+++ Records provided

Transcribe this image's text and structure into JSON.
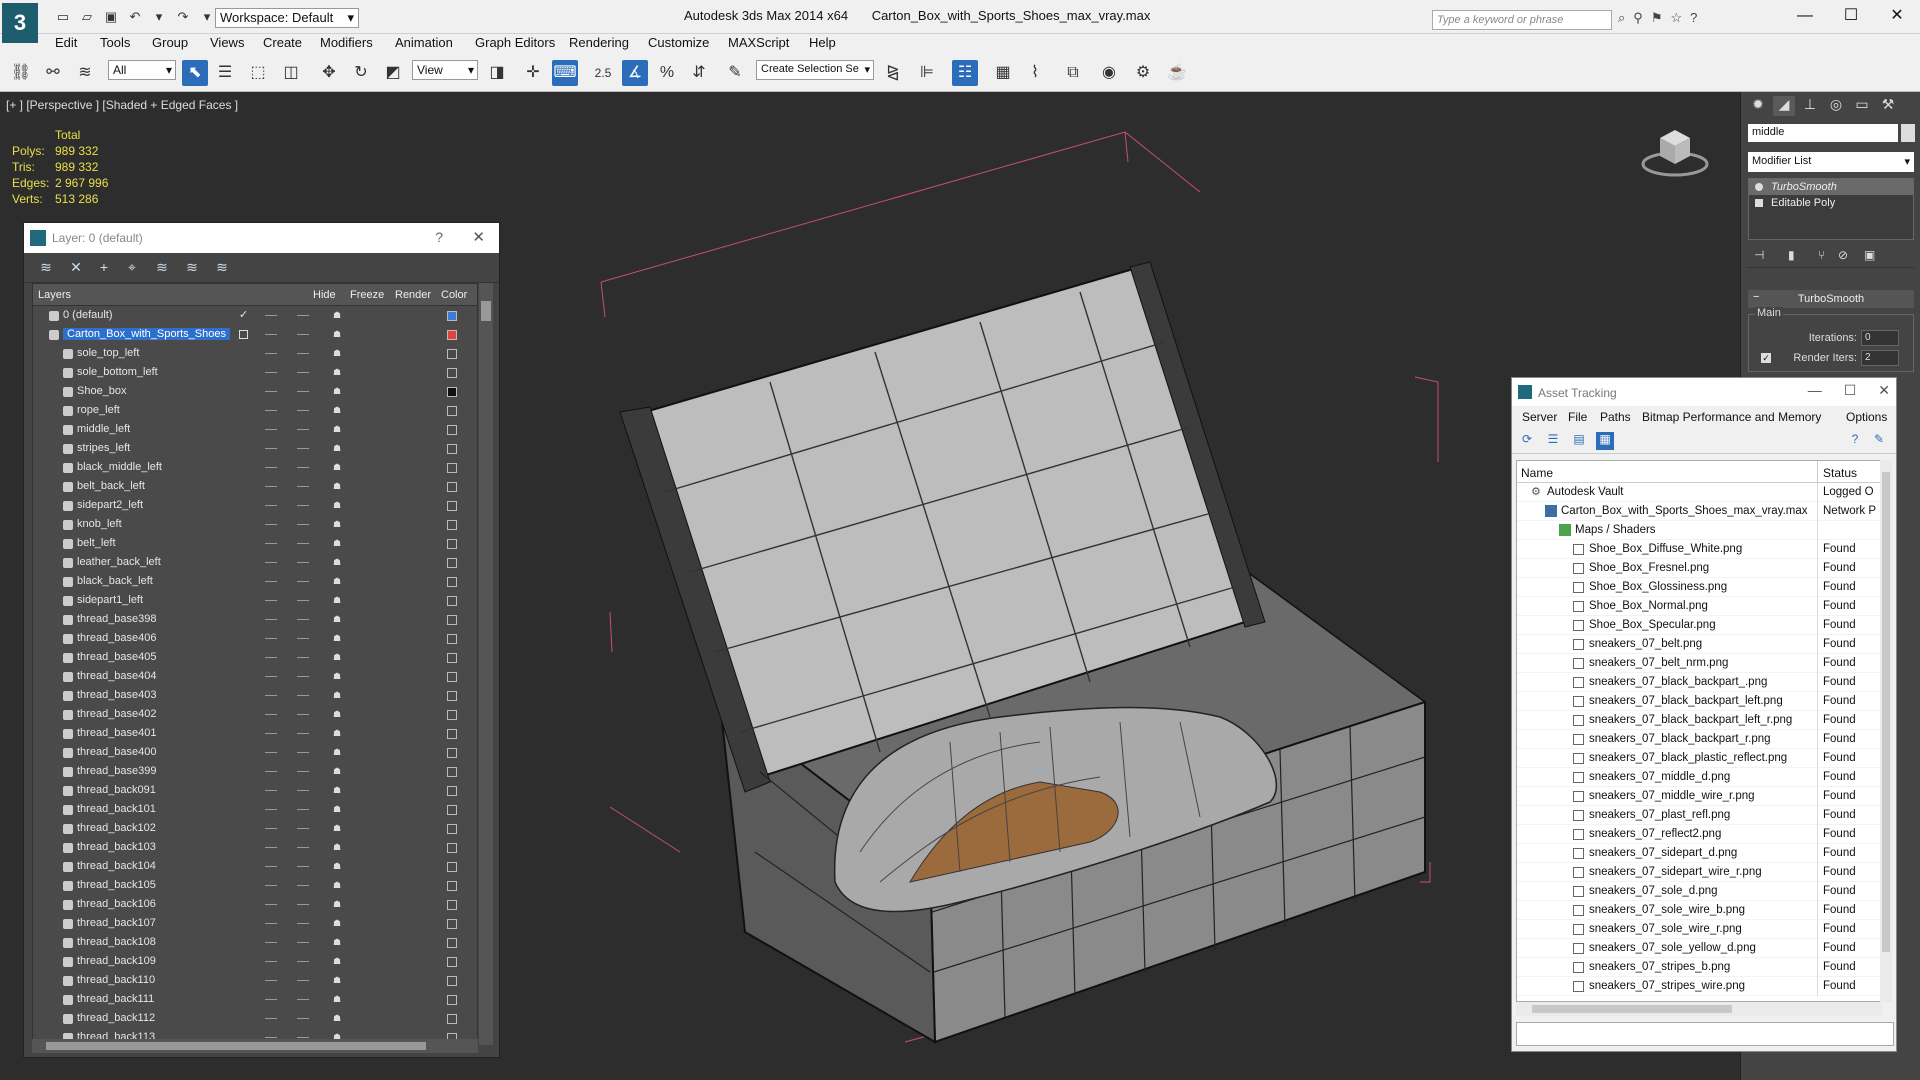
{
  "title": {
    "app": "Autodesk 3ds Max  2014 x64",
    "file": "Carton_Box_with_Sports_Shoes_max_vray.max",
    "workspace": "Workspace: Default",
    "search_placeholder": "Type a keyword or phrase"
  },
  "menu": [
    "Edit",
    "Tools",
    "Group",
    "Views",
    "Create",
    "Modifiers",
    "Animation",
    "Graph Editors",
    "Rendering",
    "Customize",
    "MAXScript",
    "Help"
  ],
  "toolbar": {
    "filter": "All",
    "ref_coord": "View",
    "selection_set": "Create Selection Se",
    "snap_label": "2.5"
  },
  "viewport": {
    "label": "[+ ] [Perspective ] [Shaded + Edged Faces ]",
    "stats_header": "Total",
    "stats": [
      {
        "k": "Polys:",
        "v": "989 332"
      },
      {
        "k": "Tris:",
        "v": "989 332"
      },
      {
        "k": "Edges:",
        "v": "2 967 996"
      },
      {
        "k": "Verts:",
        "v": "513 286"
      }
    ]
  },
  "layer_window": {
    "title": "Layer: 0 (default)",
    "help": "?",
    "close": "✕",
    "columns": {
      "layers": "Layers",
      "hide": "Hide",
      "freeze": "Freeze",
      "render": "Render",
      "color": "Color"
    },
    "rows": [
      {
        "name": "0 (default)",
        "level": 0,
        "color": "#3a7bd5",
        "check": true
      },
      {
        "name": "Carton_Box_with_Sports_Shoes",
        "level": 0,
        "color": "#e0423c",
        "selected": true
      },
      {
        "name": "sole_top_left",
        "level": 1,
        "color": "#4a4a4a"
      },
      {
        "name": "sole_bottom_left",
        "level": 1,
        "color": "#4a4a4a"
      },
      {
        "name": "Shoe_box",
        "level": 1,
        "color": "#111111"
      },
      {
        "name": "rope_left",
        "level": 1,
        "color": "#4a4a4a"
      },
      {
        "name": "middle_left",
        "level": 1,
        "color": "#4a4a4a"
      },
      {
        "name": "stripes_left",
        "level": 1,
        "color": "#4a4a4a"
      },
      {
        "name": "black_middle_left",
        "level": 1,
        "color": "#4a4a4a"
      },
      {
        "name": "belt_back_left",
        "level": 1,
        "color": "#4a4a4a"
      },
      {
        "name": "sidepart2_left",
        "level": 1,
        "color": "#4a4a4a"
      },
      {
        "name": "knob_left",
        "level": 1,
        "color": "#4a4a4a"
      },
      {
        "name": "belt_left",
        "level": 1,
        "color": "#4a4a4a"
      },
      {
        "name": "leather_back_left",
        "level": 1,
        "color": "#4a4a4a"
      },
      {
        "name": "black_back_left",
        "level": 1,
        "color": "#4a4a4a"
      },
      {
        "name": "sidepart1_left",
        "level": 1,
        "color": "#4a4a4a"
      },
      {
        "name": "thread_base398",
        "level": 1,
        "color": "#4a4a4a"
      },
      {
        "name": "thread_base406",
        "level": 1,
        "color": "#4a4a4a"
      },
      {
        "name": "thread_base405",
        "level": 1,
        "color": "#4a4a4a"
      },
      {
        "name": "thread_base404",
        "level": 1,
        "color": "#4a4a4a"
      },
      {
        "name": "thread_base403",
        "level": 1,
        "color": "#4a4a4a"
      },
      {
        "name": "thread_base402",
        "level": 1,
        "color": "#4a4a4a"
      },
      {
        "name": "thread_base401",
        "level": 1,
        "color": "#4a4a4a"
      },
      {
        "name": "thread_base400",
        "level": 1,
        "color": "#4a4a4a"
      },
      {
        "name": "thread_base399",
        "level": 1,
        "color": "#4a4a4a"
      },
      {
        "name": "thread_back091",
        "level": 1,
        "color": "#4a4a4a"
      },
      {
        "name": "thread_back101",
        "level": 1,
        "color": "#4a4a4a"
      },
      {
        "name": "thread_back102",
        "level": 1,
        "color": "#4a4a4a"
      },
      {
        "name": "thread_back103",
        "level": 1,
        "color": "#4a4a4a"
      },
      {
        "name": "thread_back104",
        "level": 1,
        "color": "#4a4a4a"
      },
      {
        "name": "thread_back105",
        "level": 1,
        "color": "#4a4a4a"
      },
      {
        "name": "thread_back106",
        "level": 1,
        "color": "#4a4a4a"
      },
      {
        "name": "thread_back107",
        "level": 1,
        "color": "#4a4a4a"
      },
      {
        "name": "thread_back108",
        "level": 1,
        "color": "#4a4a4a"
      },
      {
        "name": "thread_back109",
        "level": 1,
        "color": "#4a4a4a"
      },
      {
        "name": "thread_back110",
        "level": 1,
        "color": "#4a4a4a"
      },
      {
        "name": "thread_back111",
        "level": 1,
        "color": "#4a4a4a"
      },
      {
        "name": "thread_back112",
        "level": 1,
        "color": "#4a4a4a"
      },
      {
        "name": "thread_back113",
        "level": 1,
        "color": "#4a4a4a"
      }
    ]
  },
  "command_panel": {
    "object_name": "middle",
    "modifier_list": "Modifier List",
    "stack": [
      {
        "label": "TurboSmooth",
        "active": true
      },
      {
        "label": "Editable Poly",
        "active": false
      }
    ],
    "rollout_title": "TurboSmooth",
    "group_main": "Main",
    "iterations_label": "Iterations:",
    "iterations_value": "0",
    "render_iters_label": "Render Iters:",
    "render_iters_value": "2"
  },
  "asset_tracking": {
    "title": "Asset Tracking",
    "menu": [
      "Server",
      "File",
      "Paths",
      "Bitmap Performance and Memory",
      "Options"
    ],
    "col_name": "Name",
    "col_status": "Status",
    "rows": [
      {
        "name": "Autodesk Vault",
        "status": "Logged O",
        "level": 0,
        "kind": "vault"
      },
      {
        "name": "Carton_Box_with_Sports_Shoes_max_vray.max",
        "status": "Network P",
        "level": 1,
        "kind": "max"
      },
      {
        "name": "Maps / Shaders",
        "status": "",
        "level": 2,
        "kind": "folder"
      },
      {
        "name": "Shoe_Box_Diffuse_White.png",
        "status": "Found",
        "level": 3,
        "kind": "file"
      },
      {
        "name": "Shoe_Box_Fresnel.png",
        "status": "Found",
        "level": 3,
        "kind": "file"
      },
      {
        "name": "Shoe_Box_Glossiness.png",
        "status": "Found",
        "level": 3,
        "kind": "file"
      },
      {
        "name": "Shoe_Box_Normal.png",
        "status": "Found",
        "level": 3,
        "kind": "file"
      },
      {
        "name": "Shoe_Box_Specular.png",
        "status": "Found",
        "level": 3,
        "kind": "file"
      },
      {
        "name": "sneakers_07_belt.png",
        "status": "Found",
        "level": 3,
        "kind": "file"
      },
      {
        "name": "sneakers_07_belt_nrm.png",
        "status": "Found",
        "level": 3,
        "kind": "file"
      },
      {
        "name": "sneakers_07_black_backpart_.png",
        "status": "Found",
        "level": 3,
        "kind": "file"
      },
      {
        "name": "sneakers_07_black_backpart_left.png",
        "status": "Found",
        "level": 3,
        "kind": "file"
      },
      {
        "name": "sneakers_07_black_backpart_left_r.png",
        "status": "Found",
        "level": 3,
        "kind": "file"
      },
      {
        "name": "sneakers_07_black_backpart_r.png",
        "status": "Found",
        "level": 3,
        "kind": "file"
      },
      {
        "name": "sneakers_07_black_plastic_reflect.png",
        "status": "Found",
        "level": 3,
        "kind": "file"
      },
      {
        "name": "sneakers_07_middle_d.png",
        "status": "Found",
        "level": 3,
        "kind": "file"
      },
      {
        "name": "sneakers_07_middle_wire_r.png",
        "status": "Found",
        "level": 3,
        "kind": "file"
      },
      {
        "name": "sneakers_07_plast_refl.png",
        "status": "Found",
        "level": 3,
        "kind": "file"
      },
      {
        "name": "sneakers_07_reflect2.png",
        "status": "Found",
        "level": 3,
        "kind": "file"
      },
      {
        "name": "sneakers_07_sidepart_d.png",
        "status": "Found",
        "level": 3,
        "kind": "file"
      },
      {
        "name": "sneakers_07_sidepart_wire_r.png",
        "status": "Found",
        "level": 3,
        "kind": "file"
      },
      {
        "name": "sneakers_07_sole_d.png",
        "status": "Found",
        "level": 3,
        "kind": "file"
      },
      {
        "name": "sneakers_07_sole_wire_b.png",
        "status": "Found",
        "level": 3,
        "kind": "file"
      },
      {
        "name": "sneakers_07_sole_wire_r.png",
        "status": "Found",
        "level": 3,
        "kind": "file"
      },
      {
        "name": "sneakers_07_sole_yellow_d.png",
        "status": "Found",
        "level": 3,
        "kind": "file"
      },
      {
        "name": "sneakers_07_stripes_b.png",
        "status": "Found",
        "level": 3,
        "kind": "file"
      },
      {
        "name": "sneakers_07_stripes_wire.png",
        "status": "Found",
        "level": 3,
        "kind": "file"
      }
    ]
  }
}
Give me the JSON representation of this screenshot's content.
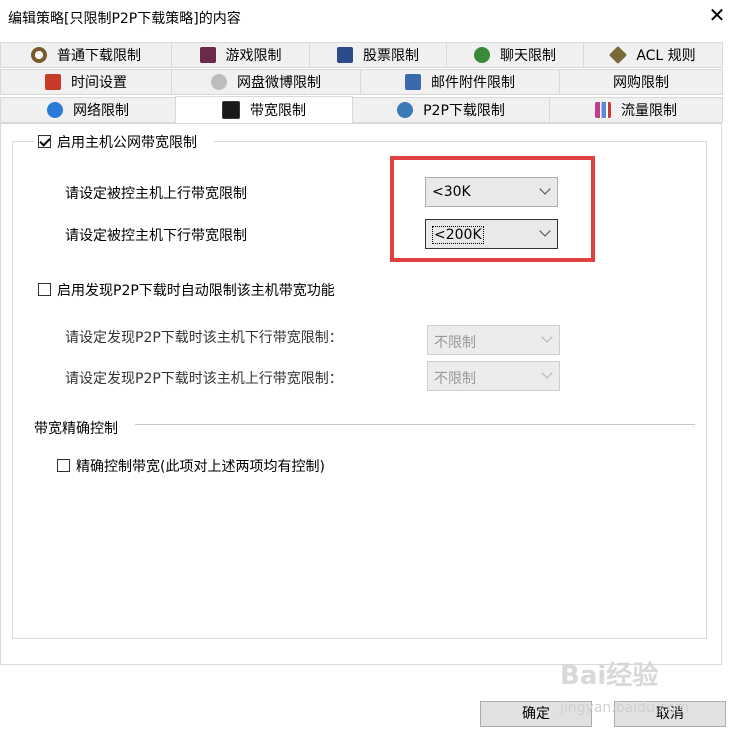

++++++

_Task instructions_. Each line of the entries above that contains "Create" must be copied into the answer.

_Task result_.
    "Create",
    "selection_set": "Create Selection Se",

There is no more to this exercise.